## WHAT TO PRODUCE
A faithful copy is needed. Set down all of the data below exactly.

Records excerpted from a collection:
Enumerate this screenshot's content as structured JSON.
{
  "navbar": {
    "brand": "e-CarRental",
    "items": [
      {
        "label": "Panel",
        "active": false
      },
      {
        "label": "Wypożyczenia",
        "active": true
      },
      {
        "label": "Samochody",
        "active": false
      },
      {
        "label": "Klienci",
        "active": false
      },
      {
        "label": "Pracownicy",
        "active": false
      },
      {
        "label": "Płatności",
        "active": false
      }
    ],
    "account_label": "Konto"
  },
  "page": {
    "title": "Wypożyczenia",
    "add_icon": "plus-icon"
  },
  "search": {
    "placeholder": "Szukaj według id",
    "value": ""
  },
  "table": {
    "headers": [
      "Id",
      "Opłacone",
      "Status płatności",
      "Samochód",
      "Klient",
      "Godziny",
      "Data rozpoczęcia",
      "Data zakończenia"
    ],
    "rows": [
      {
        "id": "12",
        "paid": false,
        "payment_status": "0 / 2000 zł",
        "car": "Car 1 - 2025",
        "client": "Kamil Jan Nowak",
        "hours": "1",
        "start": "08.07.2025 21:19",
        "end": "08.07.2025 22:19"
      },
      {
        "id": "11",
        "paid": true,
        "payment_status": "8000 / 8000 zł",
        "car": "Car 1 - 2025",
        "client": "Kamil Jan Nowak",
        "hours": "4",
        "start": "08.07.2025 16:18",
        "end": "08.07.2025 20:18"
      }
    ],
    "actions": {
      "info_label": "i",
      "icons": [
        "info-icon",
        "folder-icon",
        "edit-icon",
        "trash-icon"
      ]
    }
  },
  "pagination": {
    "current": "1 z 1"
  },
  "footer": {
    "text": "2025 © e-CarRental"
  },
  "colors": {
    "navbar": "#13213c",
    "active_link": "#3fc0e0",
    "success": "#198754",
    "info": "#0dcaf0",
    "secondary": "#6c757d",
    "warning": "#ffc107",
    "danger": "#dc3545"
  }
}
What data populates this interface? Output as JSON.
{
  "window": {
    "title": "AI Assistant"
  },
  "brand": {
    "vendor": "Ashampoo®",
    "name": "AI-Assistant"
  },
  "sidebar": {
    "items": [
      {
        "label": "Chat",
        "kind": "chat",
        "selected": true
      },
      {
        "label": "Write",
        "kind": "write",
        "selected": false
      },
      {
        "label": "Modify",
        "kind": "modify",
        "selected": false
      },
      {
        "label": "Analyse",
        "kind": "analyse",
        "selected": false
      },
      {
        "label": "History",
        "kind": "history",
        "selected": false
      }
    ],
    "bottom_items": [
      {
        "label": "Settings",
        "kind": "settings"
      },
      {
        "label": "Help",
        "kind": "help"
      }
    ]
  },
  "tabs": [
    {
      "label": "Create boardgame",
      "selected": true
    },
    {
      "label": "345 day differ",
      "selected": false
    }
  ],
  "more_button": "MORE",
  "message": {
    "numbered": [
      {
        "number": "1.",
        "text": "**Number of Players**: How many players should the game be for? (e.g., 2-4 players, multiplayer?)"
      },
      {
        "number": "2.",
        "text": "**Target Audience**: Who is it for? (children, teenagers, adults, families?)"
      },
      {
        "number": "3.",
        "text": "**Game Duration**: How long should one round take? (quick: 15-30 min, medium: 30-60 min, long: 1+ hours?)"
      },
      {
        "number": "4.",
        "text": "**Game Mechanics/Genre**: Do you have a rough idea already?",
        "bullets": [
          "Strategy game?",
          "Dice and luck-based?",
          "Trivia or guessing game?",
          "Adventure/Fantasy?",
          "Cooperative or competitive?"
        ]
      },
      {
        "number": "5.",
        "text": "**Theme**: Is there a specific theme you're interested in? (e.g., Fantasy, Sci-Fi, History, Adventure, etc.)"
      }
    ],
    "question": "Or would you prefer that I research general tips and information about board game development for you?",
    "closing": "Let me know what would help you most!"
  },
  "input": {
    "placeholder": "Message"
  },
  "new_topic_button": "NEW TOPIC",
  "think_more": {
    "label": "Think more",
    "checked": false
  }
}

## RESULT OF THIS TASK
Enumerate this screenshot's content as structured JSON.
{
  "navbar": {
    "brand": "e-CarRental",
    "items": [
      {
        "label": "Panel",
        "active": false
      },
      {
        "label": "Wypożyczenia",
        "active": true
      },
      {
        "label": "Samochody",
        "active": false
      },
      {
        "label": "Klienci",
        "active": false
      },
      {
        "label": "Pracownicy",
        "active": false
      },
      {
        "label": "Płatności",
        "active": false
      }
    ],
    "account_label": "Konto"
  },
  "page": {
    "title": "Wypożyczenia",
    "add_icon": "plus-icon"
  },
  "search": {
    "placeholder": "Szukaj według id",
    "value": ""
  },
  "table": {
    "headers": [
      "Id",
      "Opłacone",
      "Status płatności",
      "Samochód",
      "Klient",
      "Godziny",
      "Data rozpoczęcia",
      "Data zakończenia"
    ],
    "rows": [
      {
        "id": "12",
        "paid": false,
        "payment_status": "0 / 2000 zł",
        "car": "Car 1 - 2025",
        "client": "Kamil Jan Nowak",
        "hours": "1",
        "start": "08.07.2025 21:19",
        "end": "08.07.2025 22:19"
      },
      {
        "id": "11",
        "paid": true,
        "payment_status": "8000 / 8000 zł",
        "car": "Car 1 - 2025",
        "client": "Kamil Jan Nowak",
        "hours": "4",
        "start": "08.07.2025 16:18",
        "end": "08.07.2025 20:18"
      }
    ],
    "actions": {
      "info_label": "i",
      "icons": [
        "info-icon",
        "folder-icon",
        "edit-icon",
        "trash-icon"
      ]
    }
  },
  "pagination": {
    "current": "1 z 1"
  },
  "footer": {
    "text": "2025 © e-CarRental"
  },
  "colors": {
    "navbar": "#13213c",
    "active_link": "#3fc0e0",
    "success": "#198754",
    "info": "#0dcaf0",
    "secondary": "#6c757d",
    "warning": "#ffc107",
    "danger": "#dc3545"
  }
}
What data populates this interface? Output as JSON.
{
  "window": {
    "title": "AI Assistant"
  },
  "brand": {
    "vendor": "Ashampoo®",
    "name": "AI-Assistant"
  },
  "sidebar": {
    "items": [
      {
        "label": "Chat",
        "kind": "chat",
        "selected": true
      },
      {
        "label": "Write",
        "kind": "write",
        "selected": false
      },
      {
        "label": "Modify",
        "kind": "modify",
        "selected": false
      },
      {
        "label": "Analyse",
        "kind": "analyse",
        "selected": false
      },
      {
        "label": "History",
        "kind": "history",
        "selected": false
      }
    ],
    "bottom_items": [
      {
        "label": "Settings",
        "kind": "settings"
      },
      {
        "label": "Help",
        "kind": "help"
      }
    ]
  },
  "tabs": [
    {
      "label": "Create boardgame",
      "selected": true
    },
    {
      "label": "345 day differ",
      "selected": false
    }
  ],
  "more_button": "MORE",
  "message": {
    "numbered": [
      {
        "number": "1.",
        "text": "**Number of Players**: How many players should the game be for? (e.g., 2-4 players, multiplayer?)"
      },
      {
        "number": "2.",
        "text": "**Target Audience**: Who is it for? (children, teenagers, adults, families?)"
      },
      {
        "number": "3.",
        "text": "**Game Duration**: How long should one round take? (quick: 15-30 min, medium: 30-60 min, long: 1+ hours?)"
      },
      {
        "number": "4.",
        "text": "**Game Mechanics/Genre**: Do you have a rough idea already?",
        "bullets": [
          "Strategy game?",
          "Dice and luck-based?",
          "Trivia or guessing game?",
          "Adventure/Fantasy?",
          "Cooperative or competitive?"
        ]
      },
      {
        "number": "5.",
        "text": "**Theme**: Is there a specific theme you're interested in? (e.g., Fantasy, Sci-Fi, History, Adventure, etc.)"
      }
    ],
    "question": "Or would you prefer that I research general tips and information about board game development for you?",
    "closing": "Let me know what would help you most!"
  },
  "input": {
    "placeholder": "Message"
  },
  "new_topic_button": "NEW TOPIC",
  "think_more": {
    "label": "Think more",
    "checked": false
  }
}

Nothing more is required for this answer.